→ Records for this exercise

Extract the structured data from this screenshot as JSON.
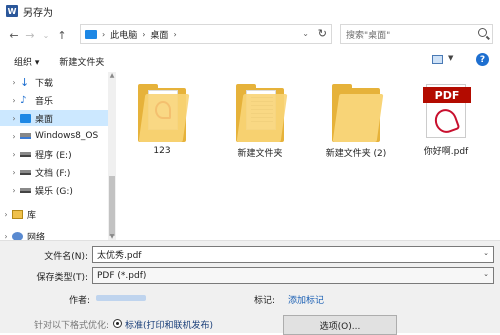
{
  "window": {
    "title": "另存为",
    "app_icon_letter": "W"
  },
  "address_bar": {
    "breadcrumbs": [
      "此电脑",
      "桌面"
    ],
    "search_placeholder": "搜索\"桌面\""
  },
  "toolbar": {
    "organize": "组织 ▾",
    "new_folder": "新建文件夹"
  },
  "sidebar": {
    "items": [
      {
        "label": "下载",
        "icon": "download-icon"
      },
      {
        "label": "音乐",
        "icon": "music-icon"
      },
      {
        "label": "桌面",
        "icon": "desktop-icon",
        "selected": true
      },
      {
        "label": "Windows8_OS",
        "icon": "drive-icon"
      },
      {
        "label": "程序 (E:)",
        "icon": "drive-icon"
      },
      {
        "label": "文档 (F:)",
        "icon": "drive-icon"
      },
      {
        "label": "娱乐 (G:)",
        "icon": "drive-icon"
      },
      {
        "label": "库",
        "icon": "library-icon"
      },
      {
        "label": "网络",
        "icon": "network-icon"
      }
    ]
  },
  "files": [
    {
      "name": "123",
      "type": "folder-pdf"
    },
    {
      "name": "新建文件夹",
      "type": "folder-doc"
    },
    {
      "name": "新建文件夹 (2)",
      "type": "folder"
    },
    {
      "name": "你好啊.pdf",
      "type": "pdf",
      "badge": "PDF"
    }
  ],
  "form": {
    "filename_label": "文件名(N):",
    "filename_value": "太优秀.pdf",
    "filetype_label": "保存类型(T):",
    "filetype_value": "PDF (*.pdf)",
    "author_label": "作者:",
    "tags_label": "标记:",
    "tags_link": "添加标记",
    "optimize_label": "针对以下格式优化:",
    "optimize_option": "标准(打印和联机发布)",
    "options_button": "选项(O)..."
  }
}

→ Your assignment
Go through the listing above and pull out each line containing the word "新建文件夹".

→ Answer
    "new_folder": "新建文件夹"
      "name": "新建文件夹",
      "name": "新建文件夹 (2)",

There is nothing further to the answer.